EPCC is part of a £4.4 million project to turn a database of millions of clinical images into a powerful research tool to help tackle health conditions including lung cancer and dementia.
Each year millions of clinical images such as X-rays, CT, MRI, ultrasound, nuclear medicine, and retinal images are generated by the NHS in Scotland and stored in the national imaging database. In addition to containing important clinical information, these images also potentially contain a great deal of information about the health of the individual which is not currently made use of in health care.
Posted: 6 Dec 2019 | 14:28

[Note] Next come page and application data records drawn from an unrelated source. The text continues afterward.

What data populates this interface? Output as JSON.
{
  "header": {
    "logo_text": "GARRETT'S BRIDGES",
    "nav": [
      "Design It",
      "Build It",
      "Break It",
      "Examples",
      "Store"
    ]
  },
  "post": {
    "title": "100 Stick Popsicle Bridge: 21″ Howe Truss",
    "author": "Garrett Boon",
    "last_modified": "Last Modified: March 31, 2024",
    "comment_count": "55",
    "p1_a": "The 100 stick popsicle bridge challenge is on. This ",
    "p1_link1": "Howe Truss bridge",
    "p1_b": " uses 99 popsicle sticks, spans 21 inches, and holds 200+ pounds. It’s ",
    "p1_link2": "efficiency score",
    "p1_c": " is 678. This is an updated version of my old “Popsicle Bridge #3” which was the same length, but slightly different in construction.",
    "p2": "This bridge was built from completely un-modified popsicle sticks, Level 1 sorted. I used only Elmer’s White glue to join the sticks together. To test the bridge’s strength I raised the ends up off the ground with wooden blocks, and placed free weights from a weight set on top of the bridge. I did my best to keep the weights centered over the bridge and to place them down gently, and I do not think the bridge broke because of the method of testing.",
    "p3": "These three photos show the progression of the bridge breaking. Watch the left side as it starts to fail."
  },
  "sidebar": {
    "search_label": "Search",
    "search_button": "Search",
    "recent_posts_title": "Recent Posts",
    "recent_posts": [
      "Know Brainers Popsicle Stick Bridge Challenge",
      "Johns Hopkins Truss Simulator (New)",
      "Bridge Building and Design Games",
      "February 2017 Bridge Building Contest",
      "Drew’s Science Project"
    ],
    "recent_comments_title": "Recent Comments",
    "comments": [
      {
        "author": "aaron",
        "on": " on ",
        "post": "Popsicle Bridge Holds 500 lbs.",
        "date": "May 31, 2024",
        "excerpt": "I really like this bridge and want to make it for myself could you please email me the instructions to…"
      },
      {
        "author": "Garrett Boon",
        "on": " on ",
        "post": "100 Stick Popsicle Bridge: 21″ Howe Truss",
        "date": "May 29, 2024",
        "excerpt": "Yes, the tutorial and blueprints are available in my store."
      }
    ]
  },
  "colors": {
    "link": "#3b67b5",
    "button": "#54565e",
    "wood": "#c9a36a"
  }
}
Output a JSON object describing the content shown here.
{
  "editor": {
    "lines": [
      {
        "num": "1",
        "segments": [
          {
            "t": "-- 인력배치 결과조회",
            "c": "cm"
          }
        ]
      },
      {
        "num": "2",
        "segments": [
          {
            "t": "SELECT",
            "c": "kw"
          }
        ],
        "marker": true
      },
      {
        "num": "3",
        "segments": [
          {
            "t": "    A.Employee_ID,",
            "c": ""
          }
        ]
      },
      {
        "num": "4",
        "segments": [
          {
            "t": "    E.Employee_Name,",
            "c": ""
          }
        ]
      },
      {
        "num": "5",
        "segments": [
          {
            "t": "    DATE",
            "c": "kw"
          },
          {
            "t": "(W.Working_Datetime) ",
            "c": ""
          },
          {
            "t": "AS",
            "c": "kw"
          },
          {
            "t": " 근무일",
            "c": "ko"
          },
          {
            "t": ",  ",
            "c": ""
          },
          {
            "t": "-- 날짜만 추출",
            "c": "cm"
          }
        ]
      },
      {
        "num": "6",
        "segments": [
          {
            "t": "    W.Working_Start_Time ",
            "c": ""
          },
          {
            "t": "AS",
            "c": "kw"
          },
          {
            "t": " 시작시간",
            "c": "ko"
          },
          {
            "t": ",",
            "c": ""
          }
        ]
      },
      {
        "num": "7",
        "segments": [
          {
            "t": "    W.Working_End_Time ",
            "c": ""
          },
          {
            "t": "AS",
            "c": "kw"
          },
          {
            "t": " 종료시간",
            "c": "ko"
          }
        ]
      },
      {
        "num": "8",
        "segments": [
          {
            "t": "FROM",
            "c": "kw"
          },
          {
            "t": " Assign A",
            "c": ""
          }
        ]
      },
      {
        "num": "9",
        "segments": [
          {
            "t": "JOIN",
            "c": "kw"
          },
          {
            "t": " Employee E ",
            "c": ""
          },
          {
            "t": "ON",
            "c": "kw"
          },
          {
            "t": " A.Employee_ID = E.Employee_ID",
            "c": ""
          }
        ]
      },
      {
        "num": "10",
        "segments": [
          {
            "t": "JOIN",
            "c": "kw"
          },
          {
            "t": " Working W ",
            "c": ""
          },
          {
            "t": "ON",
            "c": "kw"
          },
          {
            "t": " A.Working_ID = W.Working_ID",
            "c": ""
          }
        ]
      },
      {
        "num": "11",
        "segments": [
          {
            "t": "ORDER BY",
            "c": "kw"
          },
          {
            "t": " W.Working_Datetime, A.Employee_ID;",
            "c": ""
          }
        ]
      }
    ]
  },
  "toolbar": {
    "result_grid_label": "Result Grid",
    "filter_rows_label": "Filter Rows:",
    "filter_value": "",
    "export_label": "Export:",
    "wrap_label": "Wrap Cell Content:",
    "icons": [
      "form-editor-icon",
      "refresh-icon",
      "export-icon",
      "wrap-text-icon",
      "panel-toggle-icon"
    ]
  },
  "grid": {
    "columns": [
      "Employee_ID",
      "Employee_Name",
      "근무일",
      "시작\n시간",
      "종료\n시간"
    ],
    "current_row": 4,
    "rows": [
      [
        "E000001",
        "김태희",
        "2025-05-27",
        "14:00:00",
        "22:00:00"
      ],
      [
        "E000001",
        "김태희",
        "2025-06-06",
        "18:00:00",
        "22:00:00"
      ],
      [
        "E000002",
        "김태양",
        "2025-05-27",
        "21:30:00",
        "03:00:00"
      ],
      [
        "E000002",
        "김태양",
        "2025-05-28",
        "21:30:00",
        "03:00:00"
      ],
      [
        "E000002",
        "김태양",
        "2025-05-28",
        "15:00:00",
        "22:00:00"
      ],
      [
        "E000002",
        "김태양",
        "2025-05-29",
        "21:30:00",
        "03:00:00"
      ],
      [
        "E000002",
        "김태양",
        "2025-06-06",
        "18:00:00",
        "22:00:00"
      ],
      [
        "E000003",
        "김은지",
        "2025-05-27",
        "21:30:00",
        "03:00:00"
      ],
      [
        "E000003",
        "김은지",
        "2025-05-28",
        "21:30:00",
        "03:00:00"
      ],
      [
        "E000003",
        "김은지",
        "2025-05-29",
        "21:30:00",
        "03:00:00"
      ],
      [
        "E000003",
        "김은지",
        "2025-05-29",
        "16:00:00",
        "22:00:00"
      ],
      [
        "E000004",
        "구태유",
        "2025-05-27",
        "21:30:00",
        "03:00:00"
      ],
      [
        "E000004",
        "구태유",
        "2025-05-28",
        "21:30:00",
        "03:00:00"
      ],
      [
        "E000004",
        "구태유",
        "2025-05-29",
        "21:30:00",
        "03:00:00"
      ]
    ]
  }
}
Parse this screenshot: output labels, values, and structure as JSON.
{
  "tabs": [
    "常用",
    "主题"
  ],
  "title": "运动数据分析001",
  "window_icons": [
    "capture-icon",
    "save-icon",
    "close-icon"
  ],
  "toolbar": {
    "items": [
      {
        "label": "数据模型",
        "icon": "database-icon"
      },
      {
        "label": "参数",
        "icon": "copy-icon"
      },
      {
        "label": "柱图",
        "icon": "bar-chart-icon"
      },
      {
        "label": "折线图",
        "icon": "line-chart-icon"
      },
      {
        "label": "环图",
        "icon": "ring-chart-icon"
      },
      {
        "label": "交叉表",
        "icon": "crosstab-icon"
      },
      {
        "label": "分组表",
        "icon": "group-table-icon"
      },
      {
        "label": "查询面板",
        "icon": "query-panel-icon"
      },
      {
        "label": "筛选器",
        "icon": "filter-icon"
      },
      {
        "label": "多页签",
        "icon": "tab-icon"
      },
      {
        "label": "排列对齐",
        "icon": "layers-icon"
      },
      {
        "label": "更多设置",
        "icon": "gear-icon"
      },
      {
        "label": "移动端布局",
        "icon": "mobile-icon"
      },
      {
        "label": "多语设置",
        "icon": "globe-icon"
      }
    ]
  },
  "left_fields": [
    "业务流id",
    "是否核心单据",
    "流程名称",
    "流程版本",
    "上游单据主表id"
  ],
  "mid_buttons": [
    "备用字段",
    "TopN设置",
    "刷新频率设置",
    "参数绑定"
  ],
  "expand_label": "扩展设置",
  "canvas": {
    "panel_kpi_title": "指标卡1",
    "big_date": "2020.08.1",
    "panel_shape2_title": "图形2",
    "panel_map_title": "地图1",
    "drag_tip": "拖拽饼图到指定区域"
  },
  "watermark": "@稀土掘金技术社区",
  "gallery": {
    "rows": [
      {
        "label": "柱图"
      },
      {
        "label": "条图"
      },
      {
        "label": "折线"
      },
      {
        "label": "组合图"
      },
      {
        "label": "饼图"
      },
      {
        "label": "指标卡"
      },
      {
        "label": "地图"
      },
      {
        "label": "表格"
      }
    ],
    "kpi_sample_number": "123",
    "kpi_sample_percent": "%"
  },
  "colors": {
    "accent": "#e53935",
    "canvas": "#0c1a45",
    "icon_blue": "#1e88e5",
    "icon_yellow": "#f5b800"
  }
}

EPCC and other partners at the University of Edinburgh have commenced work on a new programme to develop DataLoch, a data repository for all local, regional and national health and social care data for residents of the Edinburgh & South East Scotland region. DataLoch and the associated Data Driven Innovation team will drive research and innovation, improve patient care, and reduce health inequalities across the region.
Posted: 3 Dec 2019 | 11:43
If you’ve lived in Edinburgh during August, you’ve witnessed a city transformed. Together, Edinburgh’s August festivals represent an annual event close to the size of the Olympic Games. It takes a gargantuan effort by everyone involved with running the city and they do a great job. Those of us who live in Edinburgh during Festival time know that, when dealing with so many people, things don’t always work as well as we’d like. Our commutes may be longer. We might have to stand on the train or walk in the bus lane to bypass the crowds. Edinburgh’s festivals are the envy of the world but can make life more difficult for many of it citizens.